__What is required__
Wherever a line in the material contains the word "JSON", copy that line.

__Exercise materials__
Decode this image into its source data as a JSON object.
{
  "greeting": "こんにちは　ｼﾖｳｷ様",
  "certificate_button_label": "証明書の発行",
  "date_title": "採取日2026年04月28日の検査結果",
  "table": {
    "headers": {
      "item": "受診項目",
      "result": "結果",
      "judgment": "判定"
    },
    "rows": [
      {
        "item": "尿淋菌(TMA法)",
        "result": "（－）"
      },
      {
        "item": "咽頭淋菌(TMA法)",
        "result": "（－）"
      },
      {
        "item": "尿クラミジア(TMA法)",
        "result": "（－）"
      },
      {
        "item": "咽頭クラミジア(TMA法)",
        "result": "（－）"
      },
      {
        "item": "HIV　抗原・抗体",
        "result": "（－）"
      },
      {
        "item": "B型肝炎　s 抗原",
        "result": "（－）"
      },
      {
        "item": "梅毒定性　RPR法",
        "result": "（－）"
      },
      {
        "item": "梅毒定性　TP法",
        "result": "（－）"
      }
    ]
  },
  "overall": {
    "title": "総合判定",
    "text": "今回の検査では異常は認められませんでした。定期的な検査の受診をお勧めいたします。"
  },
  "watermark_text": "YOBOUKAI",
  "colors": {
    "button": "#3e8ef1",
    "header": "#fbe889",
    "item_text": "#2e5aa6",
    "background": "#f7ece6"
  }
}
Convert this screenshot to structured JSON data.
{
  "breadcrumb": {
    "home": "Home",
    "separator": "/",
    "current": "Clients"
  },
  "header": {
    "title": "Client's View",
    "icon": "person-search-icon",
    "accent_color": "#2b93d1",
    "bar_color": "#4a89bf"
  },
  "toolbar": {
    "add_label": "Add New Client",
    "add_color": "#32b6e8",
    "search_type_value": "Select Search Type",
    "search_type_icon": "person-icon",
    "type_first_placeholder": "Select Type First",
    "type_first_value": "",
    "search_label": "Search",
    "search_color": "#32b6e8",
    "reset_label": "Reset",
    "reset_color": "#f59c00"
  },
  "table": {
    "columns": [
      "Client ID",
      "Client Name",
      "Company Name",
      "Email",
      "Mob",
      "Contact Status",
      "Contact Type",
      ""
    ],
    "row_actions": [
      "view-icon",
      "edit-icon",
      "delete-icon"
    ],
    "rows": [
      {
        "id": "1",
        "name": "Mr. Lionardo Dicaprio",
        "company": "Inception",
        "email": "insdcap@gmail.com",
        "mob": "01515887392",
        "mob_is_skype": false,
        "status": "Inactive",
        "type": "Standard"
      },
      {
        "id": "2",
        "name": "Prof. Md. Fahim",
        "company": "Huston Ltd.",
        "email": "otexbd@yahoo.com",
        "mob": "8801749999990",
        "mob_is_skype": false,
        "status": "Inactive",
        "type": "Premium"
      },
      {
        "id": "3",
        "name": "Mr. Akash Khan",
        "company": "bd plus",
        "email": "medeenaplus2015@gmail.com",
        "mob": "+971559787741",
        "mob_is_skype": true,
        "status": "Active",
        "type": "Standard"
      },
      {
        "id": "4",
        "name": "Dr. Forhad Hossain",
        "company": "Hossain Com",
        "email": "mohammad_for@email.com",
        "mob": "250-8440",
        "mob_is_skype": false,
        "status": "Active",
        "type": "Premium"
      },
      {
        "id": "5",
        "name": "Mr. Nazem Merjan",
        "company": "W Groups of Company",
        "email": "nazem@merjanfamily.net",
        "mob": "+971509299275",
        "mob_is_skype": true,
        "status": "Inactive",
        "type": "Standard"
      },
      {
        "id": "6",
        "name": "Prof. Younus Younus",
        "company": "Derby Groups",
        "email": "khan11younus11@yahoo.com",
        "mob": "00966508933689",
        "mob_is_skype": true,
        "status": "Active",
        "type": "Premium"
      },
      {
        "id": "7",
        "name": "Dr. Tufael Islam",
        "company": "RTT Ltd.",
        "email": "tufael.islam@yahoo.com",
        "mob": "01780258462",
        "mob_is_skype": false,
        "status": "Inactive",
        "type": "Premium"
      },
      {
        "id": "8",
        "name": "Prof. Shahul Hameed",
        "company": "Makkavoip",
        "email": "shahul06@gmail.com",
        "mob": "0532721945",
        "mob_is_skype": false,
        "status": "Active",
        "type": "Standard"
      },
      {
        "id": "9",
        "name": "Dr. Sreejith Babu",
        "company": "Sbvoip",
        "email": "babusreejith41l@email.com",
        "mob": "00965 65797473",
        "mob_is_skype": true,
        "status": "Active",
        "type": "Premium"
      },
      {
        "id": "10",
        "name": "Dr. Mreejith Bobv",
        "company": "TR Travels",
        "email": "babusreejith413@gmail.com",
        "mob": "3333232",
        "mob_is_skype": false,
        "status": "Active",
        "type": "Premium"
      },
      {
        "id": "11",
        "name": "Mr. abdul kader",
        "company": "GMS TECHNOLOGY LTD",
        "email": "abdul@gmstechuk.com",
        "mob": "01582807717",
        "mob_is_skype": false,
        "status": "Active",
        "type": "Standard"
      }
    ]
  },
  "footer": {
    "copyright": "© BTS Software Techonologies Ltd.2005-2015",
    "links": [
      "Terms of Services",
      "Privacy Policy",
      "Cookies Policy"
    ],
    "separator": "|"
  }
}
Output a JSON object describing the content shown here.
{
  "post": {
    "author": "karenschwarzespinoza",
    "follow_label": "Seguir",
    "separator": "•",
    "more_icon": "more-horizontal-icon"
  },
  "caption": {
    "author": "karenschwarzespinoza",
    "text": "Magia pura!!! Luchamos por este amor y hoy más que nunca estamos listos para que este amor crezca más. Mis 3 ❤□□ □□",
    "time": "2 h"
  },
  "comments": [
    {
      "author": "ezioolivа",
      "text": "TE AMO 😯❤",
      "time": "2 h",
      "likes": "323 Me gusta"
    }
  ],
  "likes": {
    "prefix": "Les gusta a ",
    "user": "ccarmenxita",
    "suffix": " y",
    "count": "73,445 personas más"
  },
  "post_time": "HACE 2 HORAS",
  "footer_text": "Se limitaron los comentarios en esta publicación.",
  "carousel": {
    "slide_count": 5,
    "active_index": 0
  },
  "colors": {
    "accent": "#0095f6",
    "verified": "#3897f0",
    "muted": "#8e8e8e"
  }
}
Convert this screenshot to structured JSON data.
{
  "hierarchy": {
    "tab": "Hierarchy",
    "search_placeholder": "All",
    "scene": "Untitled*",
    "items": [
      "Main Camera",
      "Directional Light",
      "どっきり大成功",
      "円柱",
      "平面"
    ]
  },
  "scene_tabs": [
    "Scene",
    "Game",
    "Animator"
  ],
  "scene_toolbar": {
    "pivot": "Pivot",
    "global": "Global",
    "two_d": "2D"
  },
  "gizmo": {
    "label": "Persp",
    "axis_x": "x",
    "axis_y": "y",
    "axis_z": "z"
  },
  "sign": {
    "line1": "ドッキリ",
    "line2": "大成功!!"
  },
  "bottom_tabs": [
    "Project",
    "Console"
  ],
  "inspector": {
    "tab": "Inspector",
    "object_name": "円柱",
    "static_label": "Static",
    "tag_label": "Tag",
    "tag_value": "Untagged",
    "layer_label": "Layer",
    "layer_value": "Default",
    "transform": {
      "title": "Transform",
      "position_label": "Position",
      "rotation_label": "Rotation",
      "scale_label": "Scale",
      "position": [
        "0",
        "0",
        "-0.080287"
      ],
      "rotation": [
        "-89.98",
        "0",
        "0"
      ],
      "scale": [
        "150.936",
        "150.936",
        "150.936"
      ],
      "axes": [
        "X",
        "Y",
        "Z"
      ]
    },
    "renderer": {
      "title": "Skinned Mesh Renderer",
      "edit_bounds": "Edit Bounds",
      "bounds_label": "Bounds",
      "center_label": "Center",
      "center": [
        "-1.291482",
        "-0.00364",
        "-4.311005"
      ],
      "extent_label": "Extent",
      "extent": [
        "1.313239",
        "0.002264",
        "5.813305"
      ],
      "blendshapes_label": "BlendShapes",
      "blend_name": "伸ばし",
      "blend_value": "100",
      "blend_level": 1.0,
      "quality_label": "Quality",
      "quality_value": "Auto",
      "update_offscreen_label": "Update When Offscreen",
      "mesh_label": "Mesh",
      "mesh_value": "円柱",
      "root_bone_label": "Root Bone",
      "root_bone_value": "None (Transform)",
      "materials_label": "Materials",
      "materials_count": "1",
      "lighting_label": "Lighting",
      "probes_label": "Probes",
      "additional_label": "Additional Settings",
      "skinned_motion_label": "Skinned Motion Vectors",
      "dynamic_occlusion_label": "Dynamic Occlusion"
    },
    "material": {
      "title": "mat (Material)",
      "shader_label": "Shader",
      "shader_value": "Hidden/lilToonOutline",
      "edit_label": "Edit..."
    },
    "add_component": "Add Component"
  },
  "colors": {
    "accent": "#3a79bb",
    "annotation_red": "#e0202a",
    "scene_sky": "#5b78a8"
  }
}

__Answer section__
Decode this image into its source data as a JSON object.
Convert this screenshot to structured JSON data.
Output a JSON object describing the content shown here.
Convert this screenshot to structured JSON data.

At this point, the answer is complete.